_DESCRIPTION OF THE TASK:_
Please copy each line in the records below that contains the string "title".

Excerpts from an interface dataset
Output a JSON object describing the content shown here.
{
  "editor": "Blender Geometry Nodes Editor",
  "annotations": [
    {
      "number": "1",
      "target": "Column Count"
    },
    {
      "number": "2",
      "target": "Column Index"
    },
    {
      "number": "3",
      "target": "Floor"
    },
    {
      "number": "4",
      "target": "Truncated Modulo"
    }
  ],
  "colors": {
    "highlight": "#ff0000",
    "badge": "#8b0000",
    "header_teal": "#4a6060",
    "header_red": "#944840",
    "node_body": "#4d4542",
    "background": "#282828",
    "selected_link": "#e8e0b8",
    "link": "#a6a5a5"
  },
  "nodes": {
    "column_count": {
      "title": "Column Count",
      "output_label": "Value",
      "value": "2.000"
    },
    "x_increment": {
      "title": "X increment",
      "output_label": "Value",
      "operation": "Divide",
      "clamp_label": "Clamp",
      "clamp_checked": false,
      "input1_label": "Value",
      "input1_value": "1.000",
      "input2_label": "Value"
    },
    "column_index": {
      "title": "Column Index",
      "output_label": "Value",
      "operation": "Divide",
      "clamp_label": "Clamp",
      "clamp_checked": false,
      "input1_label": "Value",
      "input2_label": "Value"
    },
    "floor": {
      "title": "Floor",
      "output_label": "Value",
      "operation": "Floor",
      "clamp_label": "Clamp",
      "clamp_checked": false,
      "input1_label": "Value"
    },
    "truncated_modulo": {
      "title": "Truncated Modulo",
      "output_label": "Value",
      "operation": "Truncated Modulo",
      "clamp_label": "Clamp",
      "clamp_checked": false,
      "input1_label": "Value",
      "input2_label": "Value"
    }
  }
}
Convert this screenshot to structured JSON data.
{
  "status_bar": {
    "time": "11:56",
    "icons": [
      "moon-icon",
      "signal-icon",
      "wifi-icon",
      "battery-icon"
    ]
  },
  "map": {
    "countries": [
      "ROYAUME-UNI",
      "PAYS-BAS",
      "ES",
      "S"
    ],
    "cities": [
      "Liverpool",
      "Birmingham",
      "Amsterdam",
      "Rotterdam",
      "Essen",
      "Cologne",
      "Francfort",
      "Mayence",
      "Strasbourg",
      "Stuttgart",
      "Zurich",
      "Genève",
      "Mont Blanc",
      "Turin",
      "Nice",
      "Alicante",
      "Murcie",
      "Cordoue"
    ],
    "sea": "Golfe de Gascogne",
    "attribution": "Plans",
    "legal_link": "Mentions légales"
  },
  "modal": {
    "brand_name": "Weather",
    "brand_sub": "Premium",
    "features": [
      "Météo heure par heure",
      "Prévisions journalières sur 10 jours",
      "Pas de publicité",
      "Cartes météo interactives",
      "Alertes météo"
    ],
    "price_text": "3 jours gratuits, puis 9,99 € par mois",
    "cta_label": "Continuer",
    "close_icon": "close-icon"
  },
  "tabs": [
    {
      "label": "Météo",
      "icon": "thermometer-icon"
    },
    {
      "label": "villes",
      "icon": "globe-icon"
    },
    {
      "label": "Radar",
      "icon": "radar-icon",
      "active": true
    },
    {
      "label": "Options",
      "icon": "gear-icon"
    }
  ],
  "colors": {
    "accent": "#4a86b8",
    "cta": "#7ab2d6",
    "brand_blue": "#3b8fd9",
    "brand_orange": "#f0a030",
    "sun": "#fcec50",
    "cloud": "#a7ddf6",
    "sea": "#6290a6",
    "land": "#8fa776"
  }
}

_TASK RESULT:_
      "title": "Column Count",
      "title": "X increment",
      "title": "Column Index",
      "title": "Floor",
      "title": "Truncated Modulo",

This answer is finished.